The pcs status output can be limited with one of the following parameters:
|pcs status cluster||Show only information related to cluster status.|
|pcs status groups||Show only the configured resource groups and their resources.|
|pcs status resources||Show only the status of the resource groups and their individual resources in the cluster.|
|pcs status nodes||Show only the status of the configured cluster nodes.|
|pcs status corosync||Show only the status of corosync.|
|pcs status pcsd||Show only the status of pcsd on all configured cluster nodes.|
The pcs status command is a powerful utility that enables a system administrator to determine the status of cluster node membership and display all information related to the cluster and cluster nodes:
# pcs status Cluster name: cluster Last updated: Fri Sep 26 05:47:40 2014 Last change: Wed Sep 24 06:19:49 2014 via cibadmin on nodea.private.example.com Stack: corosync Current DC: nodeb.private.example.com (2) - partition with quorum Version: 1.1.10-29.el7-368c726 4 Nodes configured 6 Resources configured Node nodeb.private.example.com (2): standby Online: [ nodea.private.example.com nodec.private.example.com] OFFLINE: [ noded.private.example.com] Full list of resources: fence_nodea (stonith:fence_rht): Started nodea.private.example.com fence_nodeb (stonith:fence_rht}: Started nodeb.private.example.com fence_nodec (stonith:fence_rht): Started nodec.private.example.com fence_noded (stonith:fence_rht): Started noded.private.example.com Resource Group: web floatingip (ocf::heartbeat:IPaddr2): Started nodea.private.example.com website (ocf::heartbeat:apache) : Started nodea.private.example.com PCSD Status: nodea.private.example.com: Online nodeb.private.example.com: Online nodec.private.example.com: Online noded.private.example.com: Online Daemon Status: corosync: active/enabled pacemaker: active/enabled pcsd: active/enabled
In the previous example, the cluster consists of four cluster nodes with the following status:
- The cluster node nodeb.private.example.com is in standby mode.
- The cluster nodes nodea.private.example.com. and nodec.private.example.com are fully operational and participating in the cluster, and therefore marked as Online.
- The cluster node noded. private. example. com is running because the status of pcsd is Online. The cluster node is marked as OFFLINE because the cluster services have either been stopped on this cluster node or failed to communicate with the quorate part of the cluster.

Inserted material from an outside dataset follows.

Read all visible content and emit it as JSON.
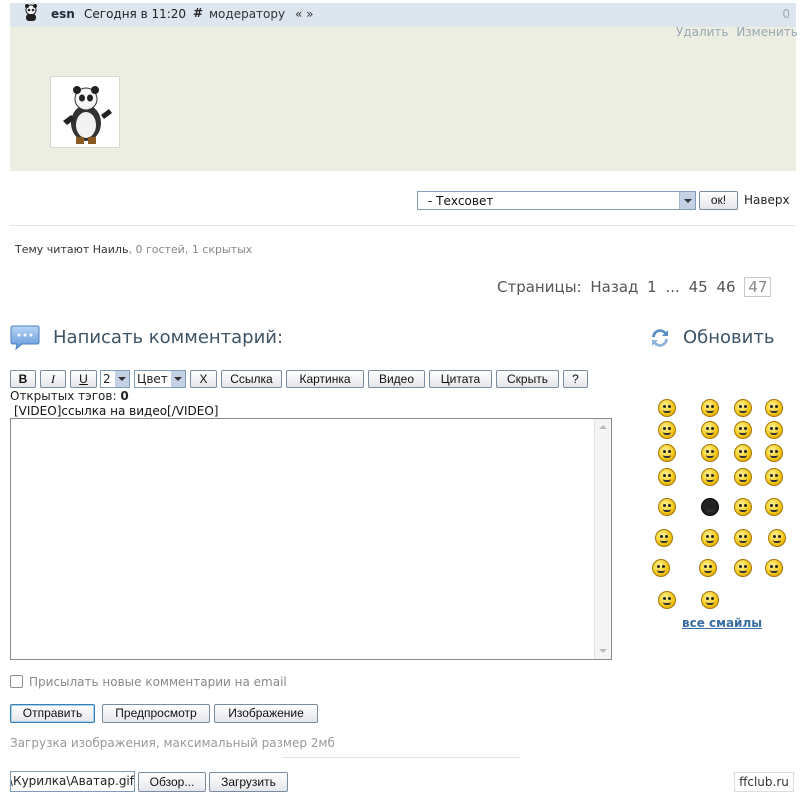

Prohibiting a cluster node from hosting resources in pacemaker cluster (putting a node into standby mode)